We started to talk a little bit about the softer side of the newsletter in that last question. Obviously, there’s the bullet points, the OKR progress, the updates, but there are so many opportunities within that newsletter to express culture — through tone, through the personalization, through the language that you’re using. Is this something that you’re actively thinking about in your strategy? How are you thinking about building a voice internally across the company?
Melissa: We definitely are thinking about that. We think about voice, tone, language, and culture in our newsletters. We tend to use a lot of emojis, photos, and videos that project our culture. This has been even more important during the pandemic so our company feels connected in some way. We also need to think about different cultures in general because we’re global and our team celebrates different holidays, we show interest, for example, in a variety of cultural dishes — things we like to talk about at All Hands, when we share personal updates like that. The team likes different things conveyed in the newsletters, depending on the different cultures. We’re also experiencing different lockdown practices during the pandemic. So, all of this needs to be considered at the end of the day. As I mentioned, our CEO provides prospective, empathy, and experiences in our People newsletter, which I think our team really enjoys. We’d love to continue getting other leaders involved as our newsletter strategy evolves.
Rachel: I was able to witness your company culture first hand. Portugal was the very last trip I took before the world went into this lockdown phase. I got to meet your team, see how excited everyone was to be at work, they were excited to have me, a random vendor, walk into the doors of the company, ask me questions, and get excited. It was really nice to see that culture.
Last question, which is about the future. What’s next? We were talking about how we’ve been reinventing onboarding, but we’re always reinventing things. How are you thinking about the evolution of your newsletters and what do you want from them in the future?
Melissa: We’d definitely like to get more visual with our newsletters. As I said in the beginning, engagement is key for us, as it should be for most organizations. We evaluate our analytics, and if for some reason they drop, we’ll know we need to change things up. Video is a priority for us as we move forward. For our holiday People newsletter, our People Team put together a video from our entire leadership team and their families, which was really cool. That spurred a lot of engagement within that newsletter, so we want to do more of that. It was really awesome and personal, because we weren’t able to do our typical in-person holiday celebrations this year. I think that organizations need to obviously think about that kind of thing as well. All in all, we’re in the process of determining our company podcast strategy, so podcasts will be another opportunity for us as we move forward and think about our newsletter evolution in general.
Rachel: We’ve been seeing a lot more video content and podcasts coming into Honey across the board. I think that newsletters are a great introduction of this to the team. We’re all sick of reading longform content at this point. Even a conversation like this — it’s so nice to see faces, hear tones, you get so much more out of a 10 minute video than reading a whitepaper.

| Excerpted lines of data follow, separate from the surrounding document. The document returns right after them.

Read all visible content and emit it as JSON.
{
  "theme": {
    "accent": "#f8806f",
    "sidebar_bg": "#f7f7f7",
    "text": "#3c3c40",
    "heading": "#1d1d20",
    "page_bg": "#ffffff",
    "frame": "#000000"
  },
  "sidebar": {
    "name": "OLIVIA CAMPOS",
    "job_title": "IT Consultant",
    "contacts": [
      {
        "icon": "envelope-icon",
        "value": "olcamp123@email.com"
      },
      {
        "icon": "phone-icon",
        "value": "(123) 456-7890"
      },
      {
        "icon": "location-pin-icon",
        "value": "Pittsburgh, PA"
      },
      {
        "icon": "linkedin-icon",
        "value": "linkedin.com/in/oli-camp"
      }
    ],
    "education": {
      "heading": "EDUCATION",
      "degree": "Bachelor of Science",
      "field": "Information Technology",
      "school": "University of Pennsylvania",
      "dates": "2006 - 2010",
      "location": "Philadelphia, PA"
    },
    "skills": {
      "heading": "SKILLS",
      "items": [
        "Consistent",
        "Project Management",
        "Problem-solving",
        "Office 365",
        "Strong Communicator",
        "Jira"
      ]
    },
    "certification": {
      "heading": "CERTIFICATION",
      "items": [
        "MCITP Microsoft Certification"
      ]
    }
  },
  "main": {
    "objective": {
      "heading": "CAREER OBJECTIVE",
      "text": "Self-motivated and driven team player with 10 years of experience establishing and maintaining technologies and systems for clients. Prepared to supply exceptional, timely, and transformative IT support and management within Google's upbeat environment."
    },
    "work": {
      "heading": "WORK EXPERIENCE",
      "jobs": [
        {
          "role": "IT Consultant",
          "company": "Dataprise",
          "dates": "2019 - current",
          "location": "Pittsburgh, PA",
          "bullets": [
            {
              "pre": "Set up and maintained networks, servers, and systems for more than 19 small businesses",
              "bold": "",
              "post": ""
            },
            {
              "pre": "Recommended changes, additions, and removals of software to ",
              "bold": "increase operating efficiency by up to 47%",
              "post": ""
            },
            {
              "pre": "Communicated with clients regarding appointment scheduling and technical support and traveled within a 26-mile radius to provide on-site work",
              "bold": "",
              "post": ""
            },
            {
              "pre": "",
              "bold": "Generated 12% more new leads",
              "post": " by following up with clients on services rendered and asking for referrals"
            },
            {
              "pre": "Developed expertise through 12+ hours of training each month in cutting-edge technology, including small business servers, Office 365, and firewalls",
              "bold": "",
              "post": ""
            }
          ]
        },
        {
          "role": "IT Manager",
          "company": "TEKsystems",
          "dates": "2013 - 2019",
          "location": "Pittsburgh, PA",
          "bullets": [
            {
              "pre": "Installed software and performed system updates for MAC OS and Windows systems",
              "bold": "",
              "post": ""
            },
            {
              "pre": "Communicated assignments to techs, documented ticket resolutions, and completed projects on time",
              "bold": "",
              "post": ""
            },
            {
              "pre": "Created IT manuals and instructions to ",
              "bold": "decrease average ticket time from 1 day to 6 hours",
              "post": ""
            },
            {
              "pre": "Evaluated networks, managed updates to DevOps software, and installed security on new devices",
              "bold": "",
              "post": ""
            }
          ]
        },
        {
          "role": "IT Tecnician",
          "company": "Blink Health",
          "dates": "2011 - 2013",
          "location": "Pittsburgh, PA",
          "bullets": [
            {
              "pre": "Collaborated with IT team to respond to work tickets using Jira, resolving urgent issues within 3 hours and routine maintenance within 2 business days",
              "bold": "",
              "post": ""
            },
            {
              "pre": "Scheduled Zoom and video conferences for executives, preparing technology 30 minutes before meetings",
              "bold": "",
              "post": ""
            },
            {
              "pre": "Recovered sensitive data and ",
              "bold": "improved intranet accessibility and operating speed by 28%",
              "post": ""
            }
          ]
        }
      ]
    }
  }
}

Thank you both so much, this was awesome. I know that people are going to get so much out of this. It’s something that people are looking for a lot of guidance on, so we will be sharing this broadly!
If anybody has questions or want to learn more about what we discussed today, you can always reach out to me at firstname.lastname@example.org and we can continue the conversation there. Please feel free to share this with anybody else in internal comms or anybody who is looking to make an impact on their company like Melissa and Chris have at Unbabel.